This study tested the hypothesis that interest in a certain topic enables children to sustain their intrinsic motivation in topic-related tasks when positive feedback is absent. Ninety-one Israeli children in the seventh grade completed a questionnaire assessing their interest in the topic of logic questions. Later, in individual sessions, children worked on logic questions, and either received positive... Academic Article uri icon

abstract

  • This study tested the hypothesis that interest in a certain topic enables children to sustain their intrinsic motivation in topic-related tasks when positive feedback is absent. Ninety-one Israeli children in the seventh grade completed a questionnaire assessing their interest in the topic of logic questions. Later, in individual sessions, children worked on logic questions, and either received positive feedback or no feedback on their performance. Then, they completed a questionnaire assessing their intrinsic motivation to participate in a similar task. As expected, children with a high level of interest reported more intrinsic motivation than did children not high on interest. Among children with moderate interest, absence of positive feedback was associated with decreased intrinsic motivation for boys, and increased motivation for girls. This gender-related pattern was interpreted as suggesting that girls with moderate interest perceived the positive feedback as an attempt to control them.
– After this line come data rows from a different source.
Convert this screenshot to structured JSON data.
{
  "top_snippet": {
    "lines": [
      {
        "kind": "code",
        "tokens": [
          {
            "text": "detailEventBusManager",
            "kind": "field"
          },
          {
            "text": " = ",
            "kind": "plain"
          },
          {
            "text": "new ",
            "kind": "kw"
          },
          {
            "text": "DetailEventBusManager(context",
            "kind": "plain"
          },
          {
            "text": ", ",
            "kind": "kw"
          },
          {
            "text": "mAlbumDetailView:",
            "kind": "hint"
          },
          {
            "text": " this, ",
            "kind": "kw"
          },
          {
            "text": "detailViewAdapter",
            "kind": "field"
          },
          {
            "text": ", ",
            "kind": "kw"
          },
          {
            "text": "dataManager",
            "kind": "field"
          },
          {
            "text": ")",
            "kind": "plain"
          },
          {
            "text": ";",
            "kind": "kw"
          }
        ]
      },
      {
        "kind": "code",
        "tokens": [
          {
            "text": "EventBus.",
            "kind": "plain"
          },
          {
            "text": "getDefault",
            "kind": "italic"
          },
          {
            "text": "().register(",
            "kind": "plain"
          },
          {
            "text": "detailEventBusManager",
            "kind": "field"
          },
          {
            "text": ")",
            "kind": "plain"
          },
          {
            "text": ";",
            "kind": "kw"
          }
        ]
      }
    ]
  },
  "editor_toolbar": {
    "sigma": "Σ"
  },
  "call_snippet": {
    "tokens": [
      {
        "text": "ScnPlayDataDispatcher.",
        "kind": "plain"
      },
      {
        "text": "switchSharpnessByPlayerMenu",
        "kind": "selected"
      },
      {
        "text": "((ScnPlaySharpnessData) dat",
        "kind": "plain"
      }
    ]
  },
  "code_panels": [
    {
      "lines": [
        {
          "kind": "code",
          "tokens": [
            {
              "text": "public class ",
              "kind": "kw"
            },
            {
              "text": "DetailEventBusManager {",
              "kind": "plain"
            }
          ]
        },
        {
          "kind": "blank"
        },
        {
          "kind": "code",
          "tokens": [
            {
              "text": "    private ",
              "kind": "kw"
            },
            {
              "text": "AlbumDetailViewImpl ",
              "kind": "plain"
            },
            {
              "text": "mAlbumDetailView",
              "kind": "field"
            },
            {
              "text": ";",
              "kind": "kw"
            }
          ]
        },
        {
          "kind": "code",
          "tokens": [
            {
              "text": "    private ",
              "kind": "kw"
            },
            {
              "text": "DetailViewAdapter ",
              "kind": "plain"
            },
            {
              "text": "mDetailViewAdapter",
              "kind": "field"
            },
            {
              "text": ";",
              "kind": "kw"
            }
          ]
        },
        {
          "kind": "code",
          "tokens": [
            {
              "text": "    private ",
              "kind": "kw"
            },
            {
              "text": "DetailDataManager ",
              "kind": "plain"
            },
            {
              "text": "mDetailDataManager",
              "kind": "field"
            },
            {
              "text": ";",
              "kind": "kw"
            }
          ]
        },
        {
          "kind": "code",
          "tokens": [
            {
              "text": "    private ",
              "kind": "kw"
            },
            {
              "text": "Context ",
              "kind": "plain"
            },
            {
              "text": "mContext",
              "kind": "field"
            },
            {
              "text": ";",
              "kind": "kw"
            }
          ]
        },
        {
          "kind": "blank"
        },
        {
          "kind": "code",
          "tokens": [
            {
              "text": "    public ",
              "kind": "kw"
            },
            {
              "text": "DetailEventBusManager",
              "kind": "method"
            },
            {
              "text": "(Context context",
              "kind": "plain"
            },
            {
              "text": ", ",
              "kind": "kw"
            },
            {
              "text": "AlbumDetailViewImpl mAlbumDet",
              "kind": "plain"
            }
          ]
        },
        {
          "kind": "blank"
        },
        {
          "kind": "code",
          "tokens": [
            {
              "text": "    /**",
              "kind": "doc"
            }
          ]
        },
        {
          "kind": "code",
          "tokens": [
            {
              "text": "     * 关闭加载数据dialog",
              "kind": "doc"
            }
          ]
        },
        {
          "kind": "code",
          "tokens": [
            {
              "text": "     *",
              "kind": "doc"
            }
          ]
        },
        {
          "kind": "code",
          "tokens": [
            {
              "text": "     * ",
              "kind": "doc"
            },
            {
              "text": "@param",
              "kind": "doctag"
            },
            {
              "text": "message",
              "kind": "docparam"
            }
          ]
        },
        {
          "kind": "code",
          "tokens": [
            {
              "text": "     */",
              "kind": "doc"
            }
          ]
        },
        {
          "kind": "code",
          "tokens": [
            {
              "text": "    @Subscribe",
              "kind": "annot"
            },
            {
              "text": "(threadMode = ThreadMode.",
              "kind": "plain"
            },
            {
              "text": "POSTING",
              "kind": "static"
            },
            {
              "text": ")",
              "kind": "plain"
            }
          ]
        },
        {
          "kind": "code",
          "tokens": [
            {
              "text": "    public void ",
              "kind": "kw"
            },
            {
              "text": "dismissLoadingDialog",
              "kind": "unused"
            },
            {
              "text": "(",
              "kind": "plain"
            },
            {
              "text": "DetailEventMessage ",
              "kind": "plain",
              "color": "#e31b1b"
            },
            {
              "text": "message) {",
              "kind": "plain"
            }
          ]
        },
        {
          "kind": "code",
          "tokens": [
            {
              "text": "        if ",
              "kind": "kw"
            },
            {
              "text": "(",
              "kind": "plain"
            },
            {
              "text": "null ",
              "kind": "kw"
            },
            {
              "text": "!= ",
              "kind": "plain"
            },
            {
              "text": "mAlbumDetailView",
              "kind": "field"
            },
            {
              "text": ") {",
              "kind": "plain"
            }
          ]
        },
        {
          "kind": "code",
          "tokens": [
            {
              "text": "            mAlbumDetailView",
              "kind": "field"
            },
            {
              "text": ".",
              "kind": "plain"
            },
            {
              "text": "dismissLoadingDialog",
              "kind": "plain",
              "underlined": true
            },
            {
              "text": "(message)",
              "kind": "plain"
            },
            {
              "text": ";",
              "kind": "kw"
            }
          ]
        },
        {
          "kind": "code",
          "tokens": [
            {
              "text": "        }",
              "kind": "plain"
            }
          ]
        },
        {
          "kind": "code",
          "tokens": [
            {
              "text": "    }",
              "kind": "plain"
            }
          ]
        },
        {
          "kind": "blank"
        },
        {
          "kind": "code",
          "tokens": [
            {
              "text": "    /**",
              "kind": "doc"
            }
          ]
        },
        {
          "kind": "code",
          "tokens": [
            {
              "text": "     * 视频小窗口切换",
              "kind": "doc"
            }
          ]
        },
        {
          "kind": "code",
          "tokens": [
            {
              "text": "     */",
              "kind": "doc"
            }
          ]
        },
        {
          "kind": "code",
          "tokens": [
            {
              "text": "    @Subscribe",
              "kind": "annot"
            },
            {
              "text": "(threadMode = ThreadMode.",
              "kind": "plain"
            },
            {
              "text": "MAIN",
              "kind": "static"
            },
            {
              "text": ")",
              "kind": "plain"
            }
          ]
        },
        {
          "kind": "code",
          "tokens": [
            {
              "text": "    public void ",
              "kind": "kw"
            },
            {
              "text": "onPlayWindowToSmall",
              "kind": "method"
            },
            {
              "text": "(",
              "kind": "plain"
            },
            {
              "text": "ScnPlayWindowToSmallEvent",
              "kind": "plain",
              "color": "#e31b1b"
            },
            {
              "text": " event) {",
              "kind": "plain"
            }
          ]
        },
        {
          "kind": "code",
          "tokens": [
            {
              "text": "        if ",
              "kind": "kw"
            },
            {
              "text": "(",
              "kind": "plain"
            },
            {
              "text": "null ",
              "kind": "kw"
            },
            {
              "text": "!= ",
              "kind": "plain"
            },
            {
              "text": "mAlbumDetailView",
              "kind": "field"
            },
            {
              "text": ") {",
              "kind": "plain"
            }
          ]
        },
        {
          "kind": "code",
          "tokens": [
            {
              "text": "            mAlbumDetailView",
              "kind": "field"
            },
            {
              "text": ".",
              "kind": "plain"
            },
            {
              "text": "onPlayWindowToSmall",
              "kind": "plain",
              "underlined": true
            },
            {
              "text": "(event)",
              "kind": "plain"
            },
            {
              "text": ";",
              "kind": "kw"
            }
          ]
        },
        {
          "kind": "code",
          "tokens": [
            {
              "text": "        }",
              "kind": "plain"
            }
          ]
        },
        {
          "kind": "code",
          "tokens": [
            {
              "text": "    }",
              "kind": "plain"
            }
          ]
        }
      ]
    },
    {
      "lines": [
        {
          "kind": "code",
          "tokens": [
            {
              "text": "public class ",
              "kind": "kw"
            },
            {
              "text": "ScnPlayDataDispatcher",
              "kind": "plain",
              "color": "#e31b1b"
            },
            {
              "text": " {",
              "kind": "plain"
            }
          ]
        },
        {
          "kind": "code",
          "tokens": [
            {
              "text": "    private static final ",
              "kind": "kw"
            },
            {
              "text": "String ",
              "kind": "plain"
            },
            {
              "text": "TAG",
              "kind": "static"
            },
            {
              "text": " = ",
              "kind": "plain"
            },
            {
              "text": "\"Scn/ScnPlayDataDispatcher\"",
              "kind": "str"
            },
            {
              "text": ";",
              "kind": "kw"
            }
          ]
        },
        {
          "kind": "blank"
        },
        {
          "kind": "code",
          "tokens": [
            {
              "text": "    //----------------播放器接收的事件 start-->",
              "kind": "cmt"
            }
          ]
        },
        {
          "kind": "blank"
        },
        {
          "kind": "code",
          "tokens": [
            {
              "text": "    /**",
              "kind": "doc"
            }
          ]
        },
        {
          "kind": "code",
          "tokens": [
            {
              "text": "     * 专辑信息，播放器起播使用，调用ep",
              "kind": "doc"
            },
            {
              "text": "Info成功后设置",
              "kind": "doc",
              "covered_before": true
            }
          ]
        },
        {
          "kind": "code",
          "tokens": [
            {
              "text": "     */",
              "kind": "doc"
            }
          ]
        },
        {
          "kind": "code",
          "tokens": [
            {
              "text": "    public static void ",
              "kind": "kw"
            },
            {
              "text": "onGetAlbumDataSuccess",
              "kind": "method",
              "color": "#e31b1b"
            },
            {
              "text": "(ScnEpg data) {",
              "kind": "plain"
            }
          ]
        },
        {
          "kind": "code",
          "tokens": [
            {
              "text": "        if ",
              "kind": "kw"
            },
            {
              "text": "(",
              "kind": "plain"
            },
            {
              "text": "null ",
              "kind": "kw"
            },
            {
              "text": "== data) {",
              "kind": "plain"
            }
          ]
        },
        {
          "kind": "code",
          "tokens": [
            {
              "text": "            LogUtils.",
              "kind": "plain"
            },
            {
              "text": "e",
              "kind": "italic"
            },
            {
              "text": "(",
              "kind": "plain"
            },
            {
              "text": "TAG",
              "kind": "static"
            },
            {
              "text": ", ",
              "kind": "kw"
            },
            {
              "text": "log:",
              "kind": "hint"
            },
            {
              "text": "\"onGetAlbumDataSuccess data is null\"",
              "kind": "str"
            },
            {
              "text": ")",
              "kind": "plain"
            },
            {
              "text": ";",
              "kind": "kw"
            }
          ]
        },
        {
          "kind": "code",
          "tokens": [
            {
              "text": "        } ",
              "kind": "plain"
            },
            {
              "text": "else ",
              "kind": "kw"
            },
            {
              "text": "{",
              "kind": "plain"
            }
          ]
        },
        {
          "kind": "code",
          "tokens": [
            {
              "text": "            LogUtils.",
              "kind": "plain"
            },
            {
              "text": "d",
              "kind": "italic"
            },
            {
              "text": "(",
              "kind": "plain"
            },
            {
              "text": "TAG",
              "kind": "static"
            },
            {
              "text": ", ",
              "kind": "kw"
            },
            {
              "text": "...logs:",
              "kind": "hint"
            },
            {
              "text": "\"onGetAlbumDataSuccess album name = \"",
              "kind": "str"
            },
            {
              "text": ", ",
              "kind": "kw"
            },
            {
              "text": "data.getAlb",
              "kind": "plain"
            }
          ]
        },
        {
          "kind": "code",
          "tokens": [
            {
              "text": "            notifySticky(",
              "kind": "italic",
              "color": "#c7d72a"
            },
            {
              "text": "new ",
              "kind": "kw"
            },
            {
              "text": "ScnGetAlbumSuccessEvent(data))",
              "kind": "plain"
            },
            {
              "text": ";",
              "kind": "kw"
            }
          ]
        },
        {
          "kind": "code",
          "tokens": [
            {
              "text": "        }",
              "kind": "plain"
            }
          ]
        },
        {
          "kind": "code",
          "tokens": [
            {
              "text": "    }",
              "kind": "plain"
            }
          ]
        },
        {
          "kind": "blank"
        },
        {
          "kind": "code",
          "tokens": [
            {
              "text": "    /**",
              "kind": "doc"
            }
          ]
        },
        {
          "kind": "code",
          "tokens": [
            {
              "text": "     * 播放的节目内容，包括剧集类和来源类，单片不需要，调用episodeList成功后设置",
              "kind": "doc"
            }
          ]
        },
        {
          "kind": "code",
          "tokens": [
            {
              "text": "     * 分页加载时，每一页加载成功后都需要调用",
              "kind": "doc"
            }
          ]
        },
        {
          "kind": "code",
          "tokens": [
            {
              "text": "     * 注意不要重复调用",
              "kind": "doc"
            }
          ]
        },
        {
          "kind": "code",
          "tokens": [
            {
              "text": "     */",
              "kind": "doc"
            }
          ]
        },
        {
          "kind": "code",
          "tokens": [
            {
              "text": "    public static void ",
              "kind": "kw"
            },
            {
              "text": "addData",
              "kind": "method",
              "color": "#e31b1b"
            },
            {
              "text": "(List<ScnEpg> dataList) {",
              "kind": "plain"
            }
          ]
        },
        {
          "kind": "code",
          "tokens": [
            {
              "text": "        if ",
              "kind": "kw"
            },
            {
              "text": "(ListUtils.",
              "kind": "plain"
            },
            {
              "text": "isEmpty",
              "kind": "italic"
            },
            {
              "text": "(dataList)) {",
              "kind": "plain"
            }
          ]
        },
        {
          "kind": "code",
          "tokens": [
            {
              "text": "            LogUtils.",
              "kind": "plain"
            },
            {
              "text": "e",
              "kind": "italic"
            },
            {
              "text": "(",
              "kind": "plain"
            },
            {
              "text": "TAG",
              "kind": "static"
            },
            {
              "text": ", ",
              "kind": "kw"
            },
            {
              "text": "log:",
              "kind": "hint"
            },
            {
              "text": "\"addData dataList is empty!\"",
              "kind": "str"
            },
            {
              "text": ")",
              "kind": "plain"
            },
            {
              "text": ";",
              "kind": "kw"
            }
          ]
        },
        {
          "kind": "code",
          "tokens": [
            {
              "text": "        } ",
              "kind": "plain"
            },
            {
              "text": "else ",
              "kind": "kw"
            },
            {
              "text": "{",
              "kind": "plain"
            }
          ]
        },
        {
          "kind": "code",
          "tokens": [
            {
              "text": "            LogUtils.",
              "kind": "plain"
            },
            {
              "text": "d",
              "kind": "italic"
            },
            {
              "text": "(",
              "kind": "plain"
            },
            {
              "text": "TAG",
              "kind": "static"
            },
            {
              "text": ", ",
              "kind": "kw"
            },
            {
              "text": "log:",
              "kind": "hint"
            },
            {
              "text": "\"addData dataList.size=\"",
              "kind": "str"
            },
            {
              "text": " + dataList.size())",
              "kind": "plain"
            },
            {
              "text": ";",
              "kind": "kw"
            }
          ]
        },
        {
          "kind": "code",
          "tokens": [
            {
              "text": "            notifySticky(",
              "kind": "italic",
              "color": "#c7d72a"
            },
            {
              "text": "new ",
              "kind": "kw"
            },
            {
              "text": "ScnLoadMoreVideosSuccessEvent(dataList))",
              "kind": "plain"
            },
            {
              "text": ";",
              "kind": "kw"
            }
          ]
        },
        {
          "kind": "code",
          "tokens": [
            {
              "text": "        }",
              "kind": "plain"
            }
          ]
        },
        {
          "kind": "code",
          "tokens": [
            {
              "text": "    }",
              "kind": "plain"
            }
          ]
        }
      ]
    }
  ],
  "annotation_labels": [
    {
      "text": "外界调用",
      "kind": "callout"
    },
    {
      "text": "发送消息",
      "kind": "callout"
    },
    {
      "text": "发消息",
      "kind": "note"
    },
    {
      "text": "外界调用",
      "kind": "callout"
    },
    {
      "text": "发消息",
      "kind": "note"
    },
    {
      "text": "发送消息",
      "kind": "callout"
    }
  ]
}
The findings support the view that interest may serve as a personal resource that helps children to cope with non-optimal learning conditions. 2006 Springer.

publication date

  • January 1, 2006